Screening is a risk assessment conducted on behalf of the employer or prospective employer for the purposes of determining your suitability for the job or volunteer role in which you are (or expect to be) working. The employer acts as the "requesting organisation", for the purposes of your application.
An exception is if you are a sole trader and have an ABN (Australian Business Number), in which case you act as both the applicant and requesting officer when submitting your screening application.
What if I don't yet have an employer? If you are applying for work, and therefore cannot yet provide the details of an employer in your application, you can in the following circumstances nominate a representative to act as your requesting organisation:
- If you are a university student: University students (with the agreement of the university concerned) may be able to nominate their university as the requesting organisation.
- Prospective employees or volunteers of the Department for Education and Child Development (DECD): For more information, please refer to DECD's website Apply for a Relevant History Screening page
- Recruitment agency staff: Applicants may request the permission of their recruitment agency to nominate the agency as the requesting organisation.

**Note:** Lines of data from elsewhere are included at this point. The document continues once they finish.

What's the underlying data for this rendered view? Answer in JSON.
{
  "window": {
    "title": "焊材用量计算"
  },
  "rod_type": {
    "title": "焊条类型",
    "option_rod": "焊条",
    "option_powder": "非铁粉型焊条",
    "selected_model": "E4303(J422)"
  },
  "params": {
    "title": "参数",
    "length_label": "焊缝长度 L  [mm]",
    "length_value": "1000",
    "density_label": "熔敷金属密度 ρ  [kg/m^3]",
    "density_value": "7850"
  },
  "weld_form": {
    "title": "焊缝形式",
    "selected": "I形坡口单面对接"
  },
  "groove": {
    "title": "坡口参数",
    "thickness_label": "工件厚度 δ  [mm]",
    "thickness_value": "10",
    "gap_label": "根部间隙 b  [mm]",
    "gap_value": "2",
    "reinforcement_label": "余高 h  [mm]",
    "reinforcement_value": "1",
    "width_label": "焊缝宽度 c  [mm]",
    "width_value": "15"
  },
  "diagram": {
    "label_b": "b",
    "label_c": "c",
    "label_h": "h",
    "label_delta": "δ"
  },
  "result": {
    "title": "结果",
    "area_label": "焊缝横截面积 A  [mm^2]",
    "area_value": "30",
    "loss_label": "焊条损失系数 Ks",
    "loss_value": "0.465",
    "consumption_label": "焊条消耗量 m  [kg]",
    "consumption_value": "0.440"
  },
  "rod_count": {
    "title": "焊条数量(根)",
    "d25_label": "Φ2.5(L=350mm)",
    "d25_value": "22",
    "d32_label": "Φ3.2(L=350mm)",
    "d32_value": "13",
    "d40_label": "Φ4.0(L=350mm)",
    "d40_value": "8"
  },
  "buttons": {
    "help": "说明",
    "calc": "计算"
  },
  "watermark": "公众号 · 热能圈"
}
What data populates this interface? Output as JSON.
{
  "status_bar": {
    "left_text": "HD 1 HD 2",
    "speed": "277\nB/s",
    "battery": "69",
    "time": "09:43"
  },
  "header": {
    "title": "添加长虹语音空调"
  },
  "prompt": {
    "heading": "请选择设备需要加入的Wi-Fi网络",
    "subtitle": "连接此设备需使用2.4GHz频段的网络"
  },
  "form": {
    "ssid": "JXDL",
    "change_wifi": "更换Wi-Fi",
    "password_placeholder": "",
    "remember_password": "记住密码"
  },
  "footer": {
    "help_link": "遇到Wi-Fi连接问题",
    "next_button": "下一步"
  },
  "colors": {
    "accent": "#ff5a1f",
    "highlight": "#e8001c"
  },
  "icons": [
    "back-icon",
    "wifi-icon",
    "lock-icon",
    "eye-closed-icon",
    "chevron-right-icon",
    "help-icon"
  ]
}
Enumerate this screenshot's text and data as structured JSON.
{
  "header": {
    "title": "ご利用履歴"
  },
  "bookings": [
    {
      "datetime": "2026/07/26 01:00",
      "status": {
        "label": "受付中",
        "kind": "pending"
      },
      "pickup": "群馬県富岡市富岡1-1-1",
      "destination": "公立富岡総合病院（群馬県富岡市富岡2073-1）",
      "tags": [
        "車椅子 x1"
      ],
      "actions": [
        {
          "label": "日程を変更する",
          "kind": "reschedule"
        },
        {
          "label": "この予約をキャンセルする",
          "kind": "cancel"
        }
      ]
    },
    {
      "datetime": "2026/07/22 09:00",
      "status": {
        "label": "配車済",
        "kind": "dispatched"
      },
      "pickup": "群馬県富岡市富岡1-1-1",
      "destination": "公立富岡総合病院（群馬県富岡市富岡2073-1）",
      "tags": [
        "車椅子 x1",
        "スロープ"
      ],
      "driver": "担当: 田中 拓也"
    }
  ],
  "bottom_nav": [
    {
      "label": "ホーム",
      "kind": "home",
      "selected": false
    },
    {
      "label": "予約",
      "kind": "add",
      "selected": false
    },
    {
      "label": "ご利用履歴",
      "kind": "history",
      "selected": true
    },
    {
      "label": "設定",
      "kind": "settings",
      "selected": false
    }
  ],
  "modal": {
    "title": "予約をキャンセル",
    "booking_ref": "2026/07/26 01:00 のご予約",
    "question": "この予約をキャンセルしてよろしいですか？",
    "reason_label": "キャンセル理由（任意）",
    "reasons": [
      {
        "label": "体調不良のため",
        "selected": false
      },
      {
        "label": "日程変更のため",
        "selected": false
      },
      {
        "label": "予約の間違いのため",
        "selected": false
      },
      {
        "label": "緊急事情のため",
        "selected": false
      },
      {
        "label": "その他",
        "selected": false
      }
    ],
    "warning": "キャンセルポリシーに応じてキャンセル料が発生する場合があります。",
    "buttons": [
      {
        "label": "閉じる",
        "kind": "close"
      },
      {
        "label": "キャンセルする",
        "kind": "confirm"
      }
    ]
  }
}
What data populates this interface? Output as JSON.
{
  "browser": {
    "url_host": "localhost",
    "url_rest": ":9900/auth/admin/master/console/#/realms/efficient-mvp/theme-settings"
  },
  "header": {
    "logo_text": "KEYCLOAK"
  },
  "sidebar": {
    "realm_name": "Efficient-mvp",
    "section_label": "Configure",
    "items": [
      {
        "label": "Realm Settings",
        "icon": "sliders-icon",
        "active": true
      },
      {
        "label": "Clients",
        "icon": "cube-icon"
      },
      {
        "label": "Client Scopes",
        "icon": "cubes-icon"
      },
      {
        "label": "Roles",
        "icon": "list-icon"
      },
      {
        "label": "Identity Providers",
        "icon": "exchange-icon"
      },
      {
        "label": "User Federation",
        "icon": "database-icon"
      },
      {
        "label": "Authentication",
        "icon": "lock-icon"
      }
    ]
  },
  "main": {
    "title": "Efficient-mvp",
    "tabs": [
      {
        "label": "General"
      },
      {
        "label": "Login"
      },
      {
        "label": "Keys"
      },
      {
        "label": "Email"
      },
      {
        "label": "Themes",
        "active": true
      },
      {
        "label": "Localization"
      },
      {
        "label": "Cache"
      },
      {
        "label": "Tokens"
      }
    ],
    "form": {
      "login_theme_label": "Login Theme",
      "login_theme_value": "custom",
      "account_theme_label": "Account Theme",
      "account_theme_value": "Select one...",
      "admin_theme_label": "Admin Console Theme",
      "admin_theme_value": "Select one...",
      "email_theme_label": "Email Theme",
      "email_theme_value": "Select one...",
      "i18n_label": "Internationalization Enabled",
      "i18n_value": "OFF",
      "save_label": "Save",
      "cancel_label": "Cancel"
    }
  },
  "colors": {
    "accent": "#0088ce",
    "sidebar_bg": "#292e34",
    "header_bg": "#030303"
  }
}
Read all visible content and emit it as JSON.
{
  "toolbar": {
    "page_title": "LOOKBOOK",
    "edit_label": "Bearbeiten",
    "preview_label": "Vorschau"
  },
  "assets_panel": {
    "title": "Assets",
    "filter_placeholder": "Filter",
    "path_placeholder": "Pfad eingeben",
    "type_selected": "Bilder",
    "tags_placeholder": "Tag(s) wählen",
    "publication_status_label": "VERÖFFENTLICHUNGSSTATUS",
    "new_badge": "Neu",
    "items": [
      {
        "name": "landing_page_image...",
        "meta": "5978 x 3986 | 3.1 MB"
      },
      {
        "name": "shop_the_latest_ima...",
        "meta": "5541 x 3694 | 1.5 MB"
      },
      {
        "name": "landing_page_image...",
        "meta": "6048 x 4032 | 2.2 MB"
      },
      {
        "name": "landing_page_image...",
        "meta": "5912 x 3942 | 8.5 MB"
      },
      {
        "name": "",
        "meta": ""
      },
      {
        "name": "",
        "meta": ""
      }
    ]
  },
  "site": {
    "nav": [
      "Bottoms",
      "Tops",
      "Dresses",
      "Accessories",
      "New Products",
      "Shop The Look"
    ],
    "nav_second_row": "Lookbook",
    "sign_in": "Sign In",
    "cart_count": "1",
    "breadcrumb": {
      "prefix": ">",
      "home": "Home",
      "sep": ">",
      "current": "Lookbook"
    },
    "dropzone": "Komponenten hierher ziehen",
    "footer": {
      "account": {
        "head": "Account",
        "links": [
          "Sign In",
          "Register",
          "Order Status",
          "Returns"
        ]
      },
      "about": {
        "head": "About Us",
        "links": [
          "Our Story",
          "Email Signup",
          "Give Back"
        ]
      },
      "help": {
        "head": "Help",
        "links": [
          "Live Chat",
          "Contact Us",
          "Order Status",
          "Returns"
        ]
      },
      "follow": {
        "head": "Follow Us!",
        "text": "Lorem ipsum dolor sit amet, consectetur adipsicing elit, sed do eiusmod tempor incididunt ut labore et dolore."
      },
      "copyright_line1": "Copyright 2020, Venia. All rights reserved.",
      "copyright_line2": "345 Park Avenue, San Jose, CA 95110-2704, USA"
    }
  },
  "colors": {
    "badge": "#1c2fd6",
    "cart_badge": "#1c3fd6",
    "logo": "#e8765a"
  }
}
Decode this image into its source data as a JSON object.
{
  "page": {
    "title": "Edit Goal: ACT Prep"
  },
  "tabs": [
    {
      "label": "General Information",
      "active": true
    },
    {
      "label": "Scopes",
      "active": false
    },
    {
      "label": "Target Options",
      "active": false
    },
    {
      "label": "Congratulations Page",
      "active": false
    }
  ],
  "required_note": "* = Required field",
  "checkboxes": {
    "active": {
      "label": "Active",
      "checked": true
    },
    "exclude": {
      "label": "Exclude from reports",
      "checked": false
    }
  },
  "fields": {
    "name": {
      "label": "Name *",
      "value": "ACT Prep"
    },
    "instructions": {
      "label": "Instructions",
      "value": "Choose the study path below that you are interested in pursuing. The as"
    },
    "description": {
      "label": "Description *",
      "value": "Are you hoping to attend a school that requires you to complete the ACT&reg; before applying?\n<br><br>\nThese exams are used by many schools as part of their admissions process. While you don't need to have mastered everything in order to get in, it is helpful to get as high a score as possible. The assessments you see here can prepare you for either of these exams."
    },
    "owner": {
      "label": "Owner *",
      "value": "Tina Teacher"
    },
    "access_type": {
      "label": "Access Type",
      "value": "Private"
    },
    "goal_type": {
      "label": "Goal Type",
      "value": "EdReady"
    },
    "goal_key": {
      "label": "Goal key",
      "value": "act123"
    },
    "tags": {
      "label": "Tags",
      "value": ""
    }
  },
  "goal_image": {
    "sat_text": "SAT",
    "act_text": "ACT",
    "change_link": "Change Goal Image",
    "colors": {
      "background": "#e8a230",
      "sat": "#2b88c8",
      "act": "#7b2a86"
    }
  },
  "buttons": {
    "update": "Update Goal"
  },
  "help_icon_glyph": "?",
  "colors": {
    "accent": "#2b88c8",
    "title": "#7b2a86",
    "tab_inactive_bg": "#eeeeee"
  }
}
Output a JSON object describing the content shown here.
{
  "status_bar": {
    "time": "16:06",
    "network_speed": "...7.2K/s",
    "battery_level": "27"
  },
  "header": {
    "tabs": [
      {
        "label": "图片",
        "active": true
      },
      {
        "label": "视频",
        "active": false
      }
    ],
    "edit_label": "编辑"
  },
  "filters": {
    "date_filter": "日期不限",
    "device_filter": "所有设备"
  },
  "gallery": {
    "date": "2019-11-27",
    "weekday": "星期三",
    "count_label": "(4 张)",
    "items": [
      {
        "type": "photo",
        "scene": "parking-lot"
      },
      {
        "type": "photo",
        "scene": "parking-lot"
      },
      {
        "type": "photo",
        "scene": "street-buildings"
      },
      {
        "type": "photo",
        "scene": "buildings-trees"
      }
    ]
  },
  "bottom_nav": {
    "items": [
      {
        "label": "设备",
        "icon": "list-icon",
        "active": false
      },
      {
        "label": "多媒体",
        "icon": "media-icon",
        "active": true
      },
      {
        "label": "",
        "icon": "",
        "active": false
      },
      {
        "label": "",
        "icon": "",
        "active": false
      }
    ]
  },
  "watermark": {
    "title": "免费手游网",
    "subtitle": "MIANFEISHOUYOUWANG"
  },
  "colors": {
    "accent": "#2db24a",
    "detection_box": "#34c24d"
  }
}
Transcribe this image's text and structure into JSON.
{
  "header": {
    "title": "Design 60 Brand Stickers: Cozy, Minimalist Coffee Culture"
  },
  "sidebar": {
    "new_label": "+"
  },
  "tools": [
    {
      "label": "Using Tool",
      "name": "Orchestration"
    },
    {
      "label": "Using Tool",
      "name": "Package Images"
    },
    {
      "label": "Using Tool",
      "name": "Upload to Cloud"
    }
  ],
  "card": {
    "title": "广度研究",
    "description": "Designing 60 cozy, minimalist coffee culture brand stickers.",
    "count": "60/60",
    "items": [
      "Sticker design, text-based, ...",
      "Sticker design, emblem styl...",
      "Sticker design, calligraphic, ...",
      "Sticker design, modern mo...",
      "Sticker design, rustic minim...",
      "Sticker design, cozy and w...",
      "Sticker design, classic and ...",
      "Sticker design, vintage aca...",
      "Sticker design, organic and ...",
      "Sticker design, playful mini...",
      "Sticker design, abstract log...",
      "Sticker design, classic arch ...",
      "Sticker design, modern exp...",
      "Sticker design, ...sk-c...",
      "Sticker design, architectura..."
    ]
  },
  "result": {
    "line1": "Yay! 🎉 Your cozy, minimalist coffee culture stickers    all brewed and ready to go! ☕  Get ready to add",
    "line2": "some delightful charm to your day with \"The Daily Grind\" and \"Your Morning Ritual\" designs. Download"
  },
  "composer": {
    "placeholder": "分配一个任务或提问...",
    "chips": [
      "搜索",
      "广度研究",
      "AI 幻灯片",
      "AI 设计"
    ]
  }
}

Unless the exceptions above apply to you, it is recommended that you wait to apply for your screening until required to do so by an employer or potential employer.
It is recommended that you keep your clearance letter in a safe place.
The DCSI Screening Unit does not issue replacements for lost, stolen or misplaced letters.
If you lose your clearance letter you may be required to lodge another screening application to obtain a new clearance.
Cleared applicants should check their letters as soon as possible when it is received in the mail, to ensure that their full name is correct and that it is spelt correctly, and that their date of birth is correct.
If any of these details provided on the clearance letter are incorrect, the applicant should contact the Screening Unit as soon as possible by email addressed to: DCSIScreeningUnit@sa.gov.au.
Please request a corrected letter, and ensure you provide your screening reference number, correct names and date of birth in the email request.
Letters advising of a screening clearance are sent separately for each different type of screening.
Some types of screening require more detailed assessment than others, and therefore take longer.
Will an offence be taken into account during screening, even if it occurred more than 10 years ago?
If the offence occurred a long time ago (e.g. more than 10 years ago) there is a possibility it is now considered to be 'spent', due to the passage of time. Convictions that are considered "spent" will not be included in a criminal history report that is considered during screening by the DCSI Screening Unit (unless the category of employment, or purpose of the screening application is considered exempt from the workings of any applicable Spent Convictions scheme).
Spent convictions schemes have been introduced to provide some protection for persons from unreasonable discrimination based on minor or old convictions, after a period free of re-offending. The information that can be released by police agencies about a person's criminal history may vary between the various Australian States and Territories, and will depend on any Spent Convictions laws or policies in each case that apply. For more information about Spent Convictions Schemes in Australia refer to our Spent Convictions Schemes Fact Sheet (DOC 102.0 KB).
Exemption based on type of screening
Child-related employment screening and spent convictions: The DCSI Screening Unit can access and take into account spent convictions information from sources Australia-wide, specifically for child-related employment screening only.
This capability is provided through an intergovernmental agreement for the National Exchange of Criminal History Information for People Working with Children (ECHIPWC).
In 2013, the Council of Australian Governments (COAG) agreed to a permanent inter-jurisdictional exchange of criminal history information for screening people working with children (‘the Exchange’). The Exchange increases the range of criminal history information shared between jurisdictions and is an important measure in protecting children from harm.